TASK INSTRUCTIONS -
Within the listing that follows, how many lines contain the word "icon"? Only the number is wanted.
** Opening SUPPLIED DATA block **
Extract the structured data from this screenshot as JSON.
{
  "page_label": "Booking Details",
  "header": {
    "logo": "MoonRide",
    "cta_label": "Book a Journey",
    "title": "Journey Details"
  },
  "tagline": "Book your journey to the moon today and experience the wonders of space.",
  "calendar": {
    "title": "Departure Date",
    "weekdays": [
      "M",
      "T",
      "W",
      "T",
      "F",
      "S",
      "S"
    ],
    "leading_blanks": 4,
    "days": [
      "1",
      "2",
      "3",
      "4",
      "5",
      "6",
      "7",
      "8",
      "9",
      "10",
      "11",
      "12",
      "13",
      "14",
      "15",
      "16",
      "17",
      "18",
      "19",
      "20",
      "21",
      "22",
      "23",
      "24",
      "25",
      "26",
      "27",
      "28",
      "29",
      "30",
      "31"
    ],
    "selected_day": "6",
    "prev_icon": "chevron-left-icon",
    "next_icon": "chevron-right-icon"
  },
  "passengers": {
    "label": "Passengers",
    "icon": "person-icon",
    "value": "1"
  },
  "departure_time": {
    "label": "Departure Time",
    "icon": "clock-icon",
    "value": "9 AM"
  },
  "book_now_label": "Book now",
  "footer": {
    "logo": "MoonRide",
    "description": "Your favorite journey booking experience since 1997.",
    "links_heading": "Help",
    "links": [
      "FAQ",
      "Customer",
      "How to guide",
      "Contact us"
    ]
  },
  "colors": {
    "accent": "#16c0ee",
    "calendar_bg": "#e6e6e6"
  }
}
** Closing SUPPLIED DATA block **
COMPLETED TASK -
4